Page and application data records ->
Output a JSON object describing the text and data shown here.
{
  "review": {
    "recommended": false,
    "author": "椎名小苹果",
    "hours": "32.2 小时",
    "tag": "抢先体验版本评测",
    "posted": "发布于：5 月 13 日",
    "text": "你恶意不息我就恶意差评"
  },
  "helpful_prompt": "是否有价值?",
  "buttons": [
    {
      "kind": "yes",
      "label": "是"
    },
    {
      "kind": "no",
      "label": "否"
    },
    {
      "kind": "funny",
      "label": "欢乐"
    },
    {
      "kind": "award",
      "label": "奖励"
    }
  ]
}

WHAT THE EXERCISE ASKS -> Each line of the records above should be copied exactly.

SOLUTION FOR THIS EXERCISE ->
Output a JSON object describing the text and data shown here.
{
  "review": {
    "recommended": false,
    "author": "椎名小苹果",
    "hours": "32.2 小时",
    "tag": "抢先体验版本评测",
    "posted": "发布于：5 月 13 日",
    "text": "你恶意不息我就恶意差评"
  },
  "helpful_prompt": "是否有价值?",
  "buttons": [
    {
      "kind": "yes",
      "label": "是"
    },
    {
      "kind": "no",
      "label": "否"
    },
    {
      "kind": "funny",
      "label": "欢乐"
    },
    {
      "kind": "award",
      "label": "奖励"
    }
  ]
}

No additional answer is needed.